Why the restrictions in the definition of Berkeley cardinals?

A cardinal κ is a Berkeley cardinal, if for any transitive set $$M$$ with $$κ∈M$$ and any ordinal $$α<κ$$ there is an elementary embedding $$j : M → M$$ with $$\alpha<\text{crit}(j)<\kappa$$.

My question is about the restrictions involved in that definition of $$\kappa \in M$$? and of $$M$$ being transitive? and of $$M$$ being a set? why not the following?

....if for any class $$M$$ with $$κ \subseteq M$$ and any ordinal $$α<κ$$ there is an elementary embedding $$j : M → M$$ with $$\alpha<\text{crit}(j)<\kappa$$.

Where the underlying theory is $$MK$$ like, with the axiom of limitation of size replaced by an axiom of limitation of size on sets, more specifically any class that is subnumerous to a set, is a set. And of course without $$AC$$.

• I think assuming the condition for every class doesn't immediately lead to a contradiction, but it might increase the strength of the notion - suppose there is an inaccessible $\lambda$ above a Berkeley $\kappa$. Consider $V_\lambda$ - every class in it is a set in $V$, and an elementary embedding from it to itself is again a class in $V_\lambda$, so $V_\lambda$ satisfies the Berkeley condition for all classes. One reason for restricting the definition to sets is that it turns the notion into something expressible in ZF - you can't quantify, not even explicitly talk about, classes there. Jan 2, 2019 at 19:25
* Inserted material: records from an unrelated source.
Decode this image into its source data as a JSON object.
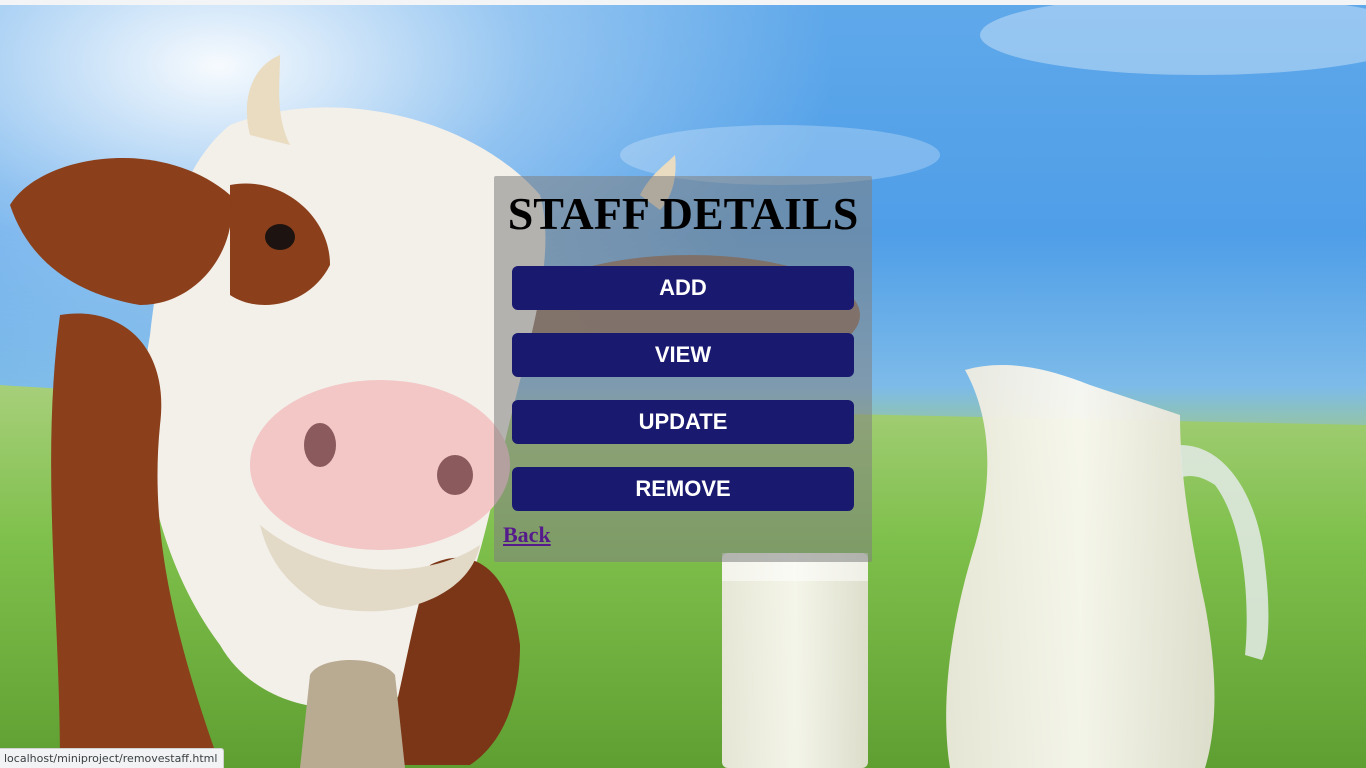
{
  "page": {
    "title": "STAFF DETAILS"
  },
  "menu": {
    "add_label": "ADD",
    "view_label": "VIEW",
    "update_label": "UPDATE",
    "remove_label": "REMOVE"
  },
  "back_link": {
    "label": "Back"
  },
  "status_bar": {
    "url": "localhost/miniproject/removestaff.html"
  },
  "colors": {
    "button_bg": "#191970",
    "button_text": "#ffffff",
    "panel_bg": "rgba(128,128,128,0.55)",
    "link": "#551a8b"
  },
  "background": {
    "image": "cow-and-milk-photo"
  }
}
Dropping transitivity doesn't actually add anything: given $$M\supseteq\kappa$$, just consider $$\hat{M}=$$ the Mostowski collapse of $$M$$. Given $$\alpha<\kappa$$ and $$j:\hat{M}\rightarrow \hat{M}$$ nontrivial elementary with $$\alpha, $$j$$ lifts to a nontrivial elementary embedding $$\hat{j}$$ of $$M$$ into itself with $$\alpha. So if $$\kappa$$ is Berkeley in the usual sense, it's Berkeley in the nontransitive sense too.
Finally, if you drop transitivity and replace "$$\kappa\subseteq M$$" by the original "$$\kappa\in M$$," then the argument above breaks down but the notion becomes inconsistent: taking $$M=\{\kappa\}$$ doesn't leave room for any nontrivial elementary embeddings, for example, let alone ones with critical points (and we can cook up less-silly examples too).
• The question is definitely in the context of ZF, not ZFC. In ZFC we already have a problem by taking $M=V_{\kappa+2}$. Jan 2, 2019 at 19:09
• it is much shorter to say $\kappa \subseteq M$ than saying $M$ is transitive and $\kappa \in M$. What remain is the class condition? Jan 2, 2019 at 19:36
• @ZuhairAl-Johar Yes, but I don't think efficiency is always the highest goal. Focusing explicitly on transitive sets makes the picture easier to think about, in my opinion; we don't have to pay attention to Mostowski collapses. It also plays more nicely with other notions where transitivity/$\ni\kappa$ is more important. Re: the class condition, like I said (in my edit) I don't know. Jan 2, 2019 at 19:38